_Exercise brief_
Repeat all the data word for word.

☆ ☆ ☆ ☆

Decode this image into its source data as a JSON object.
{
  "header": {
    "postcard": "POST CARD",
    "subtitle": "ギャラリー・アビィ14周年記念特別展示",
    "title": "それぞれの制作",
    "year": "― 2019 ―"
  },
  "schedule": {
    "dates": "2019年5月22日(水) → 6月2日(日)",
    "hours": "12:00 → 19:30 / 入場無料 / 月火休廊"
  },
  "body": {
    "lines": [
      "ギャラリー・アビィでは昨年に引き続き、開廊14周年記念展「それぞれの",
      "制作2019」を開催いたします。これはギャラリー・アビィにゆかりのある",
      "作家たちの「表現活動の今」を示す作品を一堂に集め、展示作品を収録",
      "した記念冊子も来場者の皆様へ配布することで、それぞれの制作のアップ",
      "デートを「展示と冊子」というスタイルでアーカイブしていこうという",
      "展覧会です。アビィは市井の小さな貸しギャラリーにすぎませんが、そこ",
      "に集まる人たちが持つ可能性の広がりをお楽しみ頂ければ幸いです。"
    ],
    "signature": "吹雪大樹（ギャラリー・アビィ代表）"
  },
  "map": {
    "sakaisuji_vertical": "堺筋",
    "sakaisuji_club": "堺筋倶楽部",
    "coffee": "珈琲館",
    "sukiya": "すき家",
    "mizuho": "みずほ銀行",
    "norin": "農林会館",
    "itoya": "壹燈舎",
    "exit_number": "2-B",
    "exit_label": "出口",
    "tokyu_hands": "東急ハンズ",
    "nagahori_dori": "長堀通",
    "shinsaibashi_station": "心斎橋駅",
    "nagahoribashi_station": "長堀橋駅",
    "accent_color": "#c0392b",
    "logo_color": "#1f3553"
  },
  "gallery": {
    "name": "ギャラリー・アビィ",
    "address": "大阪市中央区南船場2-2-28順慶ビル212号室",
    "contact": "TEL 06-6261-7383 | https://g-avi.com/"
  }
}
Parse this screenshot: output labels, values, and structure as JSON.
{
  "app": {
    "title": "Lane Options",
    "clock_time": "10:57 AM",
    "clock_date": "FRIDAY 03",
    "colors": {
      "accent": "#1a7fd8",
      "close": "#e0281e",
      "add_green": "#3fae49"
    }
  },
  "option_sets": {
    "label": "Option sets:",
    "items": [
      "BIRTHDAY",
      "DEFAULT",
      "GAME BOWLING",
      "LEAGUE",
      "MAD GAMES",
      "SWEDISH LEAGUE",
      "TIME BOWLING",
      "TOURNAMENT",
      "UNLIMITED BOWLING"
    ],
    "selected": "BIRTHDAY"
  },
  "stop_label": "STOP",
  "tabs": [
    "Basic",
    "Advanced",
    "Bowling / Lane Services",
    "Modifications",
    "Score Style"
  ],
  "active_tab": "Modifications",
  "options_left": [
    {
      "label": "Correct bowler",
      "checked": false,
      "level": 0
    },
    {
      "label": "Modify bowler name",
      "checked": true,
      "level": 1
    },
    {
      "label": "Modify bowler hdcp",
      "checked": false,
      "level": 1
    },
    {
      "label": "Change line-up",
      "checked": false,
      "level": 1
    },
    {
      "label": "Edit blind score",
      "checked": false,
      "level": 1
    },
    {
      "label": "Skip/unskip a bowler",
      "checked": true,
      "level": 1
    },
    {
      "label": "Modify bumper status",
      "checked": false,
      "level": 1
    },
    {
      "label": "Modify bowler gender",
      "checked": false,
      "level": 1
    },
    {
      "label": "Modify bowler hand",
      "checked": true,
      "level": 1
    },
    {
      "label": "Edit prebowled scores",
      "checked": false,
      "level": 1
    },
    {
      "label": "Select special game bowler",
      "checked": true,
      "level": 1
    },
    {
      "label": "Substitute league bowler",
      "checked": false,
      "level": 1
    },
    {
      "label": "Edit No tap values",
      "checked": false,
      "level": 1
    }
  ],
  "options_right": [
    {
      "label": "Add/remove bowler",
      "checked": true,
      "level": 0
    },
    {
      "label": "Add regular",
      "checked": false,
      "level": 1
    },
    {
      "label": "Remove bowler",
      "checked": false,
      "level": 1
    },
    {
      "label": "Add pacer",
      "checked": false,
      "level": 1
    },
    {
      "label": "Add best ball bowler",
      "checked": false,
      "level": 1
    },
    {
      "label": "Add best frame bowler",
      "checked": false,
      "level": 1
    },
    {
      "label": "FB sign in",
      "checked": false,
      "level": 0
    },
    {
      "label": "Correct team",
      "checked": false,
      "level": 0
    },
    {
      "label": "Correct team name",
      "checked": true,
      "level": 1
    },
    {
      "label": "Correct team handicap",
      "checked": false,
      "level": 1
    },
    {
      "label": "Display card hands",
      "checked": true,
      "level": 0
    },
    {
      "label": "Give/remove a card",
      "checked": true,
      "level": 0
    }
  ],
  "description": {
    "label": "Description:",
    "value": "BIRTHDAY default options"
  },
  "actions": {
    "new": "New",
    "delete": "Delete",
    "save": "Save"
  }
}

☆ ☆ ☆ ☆

_Solved exercise_
Decode this image into its source data as a JSON object.
{
  "header": {
    "postcard": "POST CARD",
    "subtitle": "ギャラリー・アビィ14周年記念特別展示",
    "title": "それぞれの制作",
    "year": "― 2019 ―"
  },
  "schedule": {
    "dates": "2019年5月22日(水) → 6月2日(日)",
    "hours": "12:00 → 19:30 / 入場無料 / 月火休廊"
  },
  "body": {
    "lines": [
      "ギャラリー・アビィでは昨年に引き続き、開廊14周年記念展「それぞれの",
      "制作2019」を開催いたします。これはギャラリー・アビィにゆかりのある",
      "作家たちの「表現活動の今」を示す作品を一堂に集め、展示作品を収録",
      "した記念冊子も来場者の皆様へ配布することで、それぞれの制作のアップ",
      "デートを「展示と冊子」というスタイルでアーカイブしていこうという",
      "展覧会です。アビィは市井の小さな貸しギャラリーにすぎませんが、そこ",
      "に集まる人たちが持つ可能性の広がりをお楽しみ頂ければ幸いです。"
    ],
    "signature": "吹雪大樹（ギャラリー・アビィ代表）"
  },
  "map": {
    "sakaisuji_vertical": "堺筋",
    "sakaisuji_club": "堺筋倶楽部",
    "coffee": "珈琲館",
    "sukiya": "すき家",
    "mizuho": "みずほ銀行",
    "norin": "農林会館",
    "itoya": "壹燈舎",
    "exit_number": "2-B",
    "exit_label": "出口",
    "tokyu_hands": "東急ハンズ",
    "nagahori_dori": "長堀通",
    "shinsaibashi_station": "心斎橋駅",
    "nagahoribashi_station": "長堀橋駅",
    "accent_color": "#c0392b",
    "logo_color": "#1f3553"
  },
  "gallery": {
    "name": "ギャラリー・アビィ",
    "address": "大阪市中央区南船場2-2-28順慶ビル212号室",
    "contact": "TEL 06-6261-7383 | https://g-avi.com/"
  }
}
Parse this screenshot: output labels, values, and structure as JSON.
{
  "app": {
    "title": "Lane Options",
    "clock_time": "10:57 AM",
    "clock_date": "FRIDAY 03",
    "colors": {
      "accent": "#1a7fd8",
      "close": "#e0281e",
      "add_green": "#3fae49"
    }
  },
  "option_sets": {
    "label": "Option sets:",
    "items": [
      "BIRTHDAY",
      "DEFAULT",
      "GAME BOWLING",
      "LEAGUE",
      "MAD GAMES",
      "SWEDISH LEAGUE",
      "TIME BOWLING",
      "TOURNAMENT",
      "UNLIMITED BOWLING"
    ],
    "selected": "BIRTHDAY"
  },
  "stop_label": "STOP",
  "tabs": [
    "Basic",
    "Advanced",
    "Bowling / Lane Services",
    "Modifications",
    "Score Style"
  ],
  "active_tab": "Modifications",
  "options_left": [
    {
      "label": "Correct bowler",
      "checked": false,
      "level": 0
    },
    {
      "label": "Modify bowler name",
      "checked": true,
      "level": 1
    },
    {
      "label": "Modify bowler hdcp",
      "checked": false,
      "level": 1
    },
    {
      "label": "Change line-up",
      "checked": false,
      "level": 1
    },
    {
      "label": "Edit blind score",
      "checked": false,
      "level": 1
    },
    {
      "label": "Skip/unskip a bowler",
      "checked": true,
      "level": 1
    },
    {
      "label": "Modify bumper status",
      "checked": false,
      "level": 1
    },
    {
      "label": "Modify bowler gender",
      "checked": false,
      "level": 1
    },
    {
      "label": "Modify bowler hand",
      "checked": true,
      "level": 1
    },
    {
      "label": "Edit prebowled scores",
      "checked": false,
      "level": 1
    },
    {
      "label": "Select special game bowler",
      "checked": true,
      "level": 1
    },
    {
      "label": "Substitute league bowler",
      "checked": false,
      "level": 1
    },
    {
      "label": "Edit No tap values",
      "checked": false,
      "level": 1
    }
  ],
  "options_right": [
    {
      "label": "Add/remove bowler",
      "checked": true,
      "level": 0
    },
    {
      "label": "Add regular",
      "checked": false,
      "level": 1
    },
    {
      "label": "Remove bowler",
      "checked": false,
      "level": 1
    },
    {
      "label": "Add pacer",
      "checked": false,
      "level": 1
    },
    {
      "label": "Add best ball bowler",
      "checked": false,
      "level": 1
    },
    {
      "label": "Add best frame bowler",
      "checked": false,
      "level": 1
    },
    {
      "label": "FB sign in",
      "checked": false,
      "level": 0
    },
    {
      "label": "Correct team",
      "checked": false,
      "level": 0
    },
    {
      "label": "Correct team name",
      "checked": true,
      "level": 1
    },
    {
      "label": "Correct team handicap",
      "checked": false,
      "level": 1
    },
    {
      "label": "Display card hands",
      "checked": true,
      "level": 0
    },
    {
      "label": "Give/remove a card",
      "checked": true,
      "level": 0
    }
  ],
  "description": {
    "label": "Description:",
    "value": "BIRTHDAY default options"
  },
  "actions": {
    "new": "New",
    "delete": "Delete",
    "save": "Save"
  }
}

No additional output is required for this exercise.